§ **Work item**: Return the records exactly as they stand, and keep the pictures out of the copy.

§ **Dataset**:
▽

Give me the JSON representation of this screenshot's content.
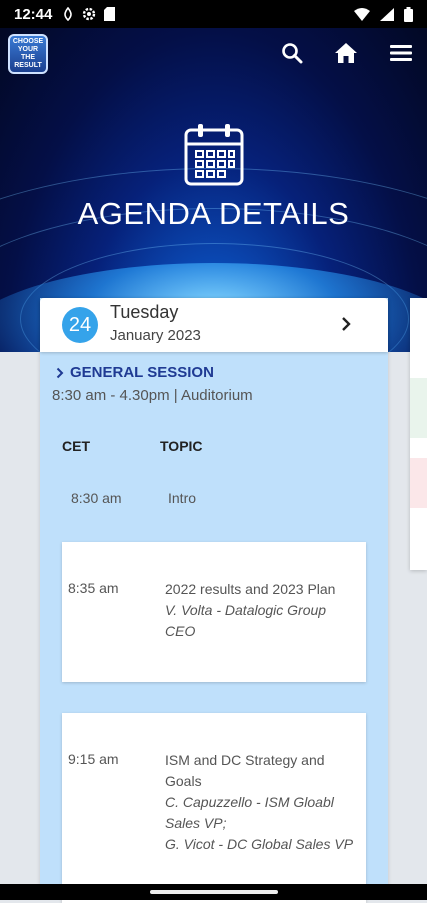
{
  "status": {
    "time": "12:44"
  },
  "header": {
    "logo_text": "CHOOSE YOUR THE RESULT",
    "title": "AGENDA DETAILS"
  },
  "date": {
    "day": "24",
    "weekday": "Tuesday",
    "month_year": "January 2023"
  },
  "session": {
    "title": "GENERAL SESSION",
    "subtitle": "8:30 am - 4.30pm | Auditorium"
  },
  "columns": {
    "time": "CET",
    "topic": "TOPIC"
  },
  "items": [
    {
      "time": "8:30 am",
      "topic": "Intro"
    },
    {
      "time": "8:35 am",
      "topic": "2022 results and 2023 Plan",
      "speakers": [
        "V. Volta - Datalogic Group CEO"
      ]
    },
    {
      "time": "9:15 am",
      "topic": "ISM and DC Strategy and Goals",
      "speakers": [
        "C. Capuzzello - ISM Gloabl Sales VP;",
        "G. Vicot - DC Global Sales VP"
      ]
    }
  ],
  "icons": [
    "wifi-icon",
    "signal-icon",
    "battery-icon",
    "search-icon",
    "home-icon",
    "menu-icon",
    "calendar-icon",
    "chevron-right-icon"
  ],
  "colors": {
    "accent": "#35a3ea",
    "session_title": "#1f3a93",
    "column_bg": "#bfe0fb"
  }
}
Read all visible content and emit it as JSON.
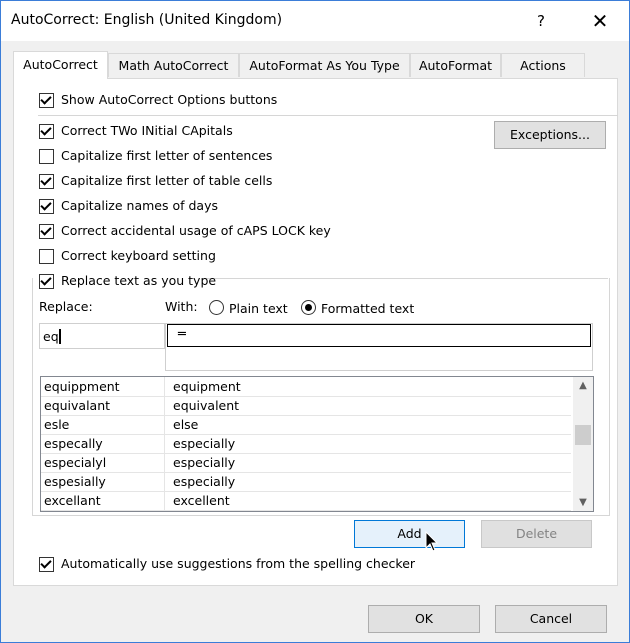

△

§ **Completed task**:
Give me the JSON representation of this screenshot's content.
{
  "status": {
    "time": "12:44"
  },
  "header": {
    "logo_text": "CHOOSE YOUR THE RESULT",
    "title": "AGENDA DETAILS"
  },
  "date": {
    "day": "24",
    "weekday": "Tuesday",
    "month_year": "January 2023"
  },
  "session": {
    "title": "GENERAL SESSION",
    "subtitle": "8:30 am - 4.30pm | Auditorium"
  },
  "columns": {
    "time": "CET",
    "topic": "TOPIC"
  },
  "items": [
    {
      "time": "8:30 am",
      "topic": "Intro"
    },
    {
      "time": "8:35 am",
      "topic": "2022 results and 2023 Plan",
      "speakers": [
        "V. Volta - Datalogic Group CEO"
      ]
    },
    {
      "time": "9:15 am",
      "topic": "ISM and DC Strategy and Goals",
      "speakers": [
        "C. Capuzzello - ISM Gloabl Sales VP;",
        "G. Vicot - DC Global Sales VP"
      ]
    }
  ],
  "icons": [
    "wifi-icon",
    "signal-icon",
    "battery-icon",
    "search-icon",
    "home-icon",
    "menu-icon",
    "calendar-icon",
    "chevron-right-icon"
  ],
  "colors": {
    "accent": "#35a3ea",
    "session_title": "#1f3a93",
    "column_bg": "#bfe0fb"
  }
}
Read all visible content and emit it as JSON.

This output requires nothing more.